My motivation to attend William & Mary can be summed up in an image: a short, balding man with a dry sense of humor and a passion for all things feathered—Dr. Mitchell Byrd. His mentorship became one of the many benefits garnered in my four years at W&M.
At that time, the College did not have an environmental science program, so I designed an interdisciplinary major, field biology (biology, anthropology and geology), and further pursued my love for nature with a minor in studio art, focusing on biological illustration. When not studying, I joined organizations designed to address environmental issues on campus and beyond. The Biology Club, Recycling Club and Outdoors Club were well attended and quite vocal when it came to conservation issues. Collectively these organizations established the Campus Conservation Coalition (CCC) to raise awareness of the environmental challenges facing the College.
My post-graduate career began as a field biologist working for the
state’s endangered species program. I then traveled to Belize to study
neotropical migratory birds at Manomet Bird Observatory.
At the Smithsonian, I assisted in the establishment of the Smithsonian Migratory Bird Center, which led to my study of the human dimensions of conservation. Instead of evaluating the consequences of environmental problems on a species-by-species basis, my focus addressed the human actions driving environmental deterioration.

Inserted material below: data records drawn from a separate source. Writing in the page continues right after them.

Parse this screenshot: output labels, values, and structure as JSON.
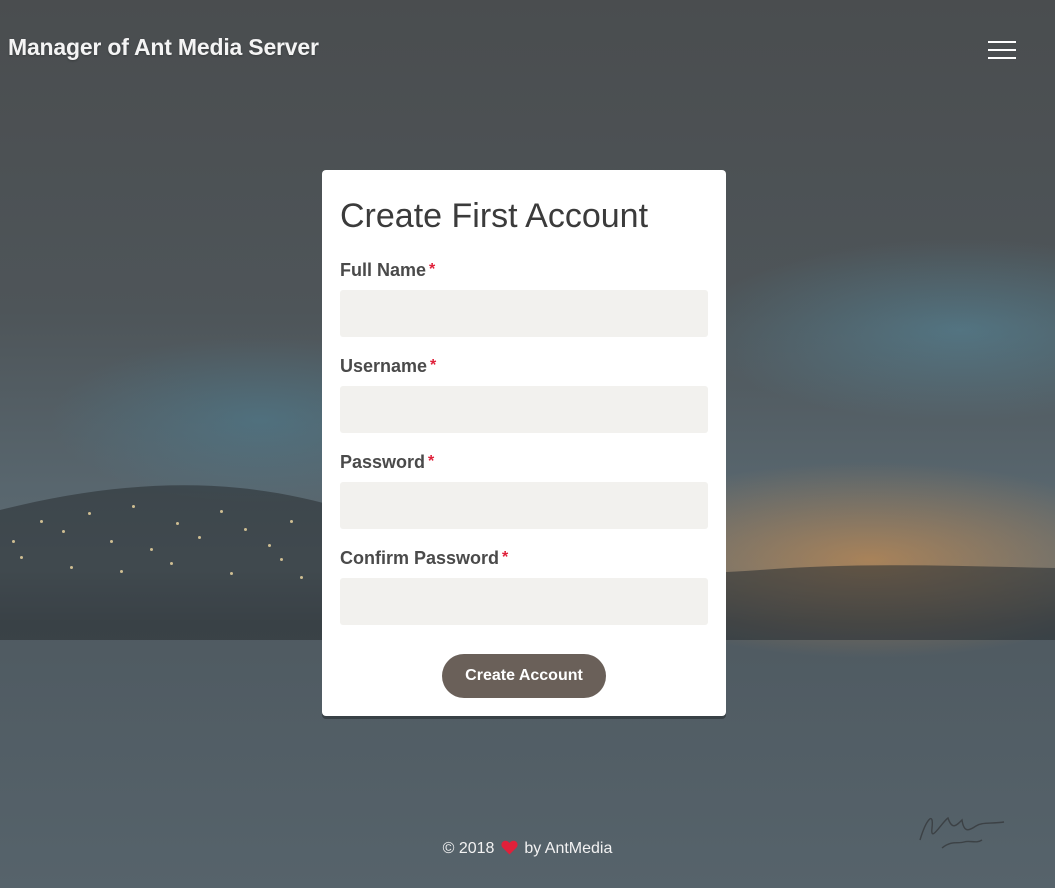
{
  "header": {
    "brand": "Manager of Ant Media Server",
    "menu_icon": "hamburger-icon"
  },
  "form": {
    "title": "Create First Account",
    "required_mark": "*",
    "fields": [
      {
        "label": "Full Name",
        "value": "",
        "placeholder": ""
      },
      {
        "label": "Username",
        "value": "",
        "placeholder": ""
      },
      {
        "label": "Password",
        "value": "",
        "placeholder": ""
      },
      {
        "label": "Confirm Password",
        "value": "",
        "placeholder": ""
      }
    ],
    "submit_label": "Create Account"
  },
  "footer": {
    "copyright": "© 2018",
    "heart_icon": "heart-icon",
    "by_text": "by AntMedia"
  },
  "colors": {
    "required": "#e0203a",
    "button": "#6a6059",
    "input_bg": "#f2f1ee",
    "heart": "#e0203a"
  }
}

In 1993, I left the Smithsonian for Stanford University, to investigate and develop conservation plans to address a number of factors leading to the rapid decline of amphibian populations. Throughout the course of my Ph.D. work, I honed my skills in leadership development, communications, conflict resolution and other strategies to better understand and influence the human values, beliefs and actions driving environmental change. Upon completing my doctorate, I studied and was certified in Neuro-linguistic Programming (NLP) and returned to Washington, D.C., where I was a senior scientist and international policy wonk for the State Department, National Invasive Species Council and The Global Invasive Species Programme.
I realized that if we are to conserve biodiversity for future generations, we must look at environmental conservation as an art and science of motivating and empowering people. This realization inspired me to establish Ecos Systems Institute (ESI; www.ecos-systems.org) in 2003, a training company that builds the capacity of individuals and organizations dedicated to environmental conservation and sustainable development.
Attending W&M was one of the best decisions I made in my career. For that reason, it is important to me to give back to the College. I can best accomplish this by supporting students who have a passion for environmental issues, particularly those students who are eager to gain real world expertise as a complement to academic instruction.
This past summer ESI piloted a program to place such students in internships with conservation-oriented organizations in Washington, D.C. Four highly-motivated women applied and were placed at the National Council for Science and the Environment, The Environics Foundation, African Wildlife Foundation and Greenpeace.
This article appeared in the Spring 2006 issue of our newsletter, Downstream.